Gold and other commodities have benefited from a steady weakening of the U.S. currency this year. The Federal Reserve's rock-bottom interest rates have encouraged investors to park their money in anything but cash, driving prices for stocks, commodities and bonds higher.
Many analysts say the only threats to a continued rally in gold are higher interest rates or a significantly stronger dollar, both of which are unlikely anytime soon.
Several Federal Reserve officials reaffirmed late Tuesday that the central bank will keep interest rates low for an extended period to support the economic recovery. However some analysts believe gold's rally could be due for a pullback.
"While I don't see the Fed instigating an aggressive rate hike this year, the fact that you haven't had a correction of any kind in the market is worrisome," said Jon Nadler, senior analyst at Kitco Metals Inc.
Other metals continued to follow gold's upward march. December silver jumped 31.5 cents to $17.537 an ounce, while December platinum rose $18.40 to $1,366.40 an ounce. Palladium rose 3 percent.
Among industrial metals, December copper futures rose less than 1 cent to $2.966 a pound.
Energy prices got a boost after OPEC said the world would consume more crude in 2010 than previously forecast.
The Organization of Petroleum Exporting Countries revised its previous estimates for global oil demand growth to 750,000 barrels per day, up 50,000 barrels a day from last month's estimate.
Light, sweet crude for December delivery added 23 cents to $79.28 a barrel.
In other Nymex trading, gasoline futures rose 1.53 cents to $1.9927 a gallon, while heating oil futures rose 0.35 cent to $2.0558 a gallon.
On the Chicago Board of Trade, December wheat futures rose 8.75 cents to $5.3175 a bushel, while December corn slipped less than a penny to $3.94 a bushel.

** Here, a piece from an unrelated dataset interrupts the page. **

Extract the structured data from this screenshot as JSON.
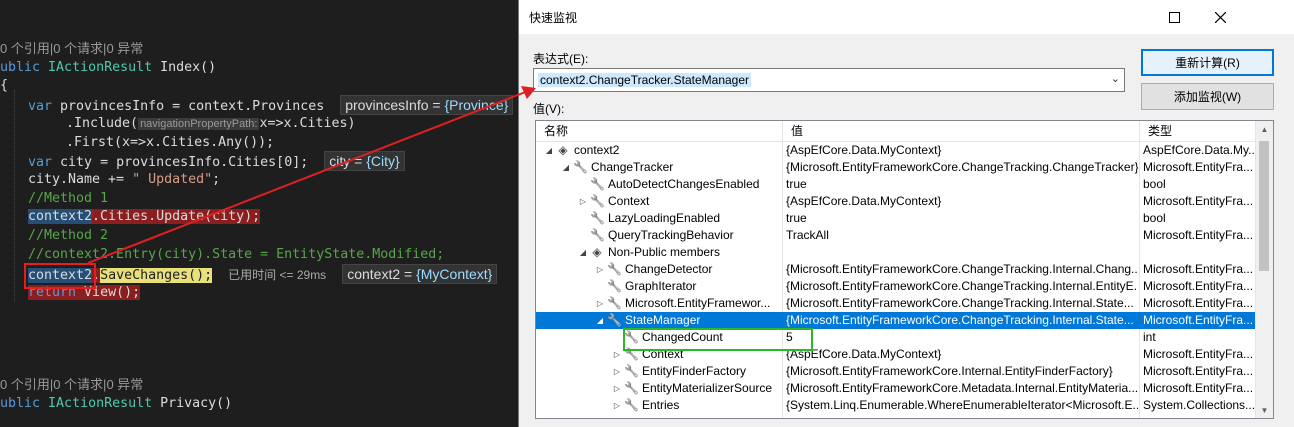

January soybeans added 4 cents to $9.72 a bushel.
Among other soft commodities, December cocoa jumped $63 to $3,152 a ton. January sugar added 0.78 cent to 22.10 cents a pound.